(Beginning of Data supplied)

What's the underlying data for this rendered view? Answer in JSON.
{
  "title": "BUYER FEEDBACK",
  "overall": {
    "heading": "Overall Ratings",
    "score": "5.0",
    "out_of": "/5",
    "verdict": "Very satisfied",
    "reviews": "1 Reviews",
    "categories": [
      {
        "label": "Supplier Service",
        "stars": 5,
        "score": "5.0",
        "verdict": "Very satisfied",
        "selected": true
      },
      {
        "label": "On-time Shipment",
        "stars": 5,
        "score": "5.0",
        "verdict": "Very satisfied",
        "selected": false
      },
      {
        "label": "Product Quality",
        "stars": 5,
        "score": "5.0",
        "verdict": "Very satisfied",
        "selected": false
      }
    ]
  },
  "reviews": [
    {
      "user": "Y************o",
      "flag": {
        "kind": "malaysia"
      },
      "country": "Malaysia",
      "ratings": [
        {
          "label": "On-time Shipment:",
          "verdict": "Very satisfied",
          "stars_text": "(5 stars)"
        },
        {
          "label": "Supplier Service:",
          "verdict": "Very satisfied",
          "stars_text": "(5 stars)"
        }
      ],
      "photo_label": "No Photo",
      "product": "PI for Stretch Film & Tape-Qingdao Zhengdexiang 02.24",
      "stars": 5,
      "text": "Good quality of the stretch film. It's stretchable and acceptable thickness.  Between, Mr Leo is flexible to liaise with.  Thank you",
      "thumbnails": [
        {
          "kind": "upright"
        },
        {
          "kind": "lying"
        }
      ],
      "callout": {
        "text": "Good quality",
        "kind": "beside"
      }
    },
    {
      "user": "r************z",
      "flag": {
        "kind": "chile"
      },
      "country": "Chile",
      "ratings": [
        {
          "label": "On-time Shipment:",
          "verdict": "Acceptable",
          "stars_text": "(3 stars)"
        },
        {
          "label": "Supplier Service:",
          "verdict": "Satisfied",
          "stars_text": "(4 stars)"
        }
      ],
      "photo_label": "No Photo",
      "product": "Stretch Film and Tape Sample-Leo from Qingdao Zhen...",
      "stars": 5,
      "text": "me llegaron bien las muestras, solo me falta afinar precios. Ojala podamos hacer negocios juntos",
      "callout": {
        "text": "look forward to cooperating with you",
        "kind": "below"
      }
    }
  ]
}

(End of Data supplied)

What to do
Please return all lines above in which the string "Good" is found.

Answer area
      "text": "Good quality of the stretch film. It's stretchable and acceptable thickness.  Between, Mr Leo is flexible to liaise with.  Thank you",
        "text": "Good quality",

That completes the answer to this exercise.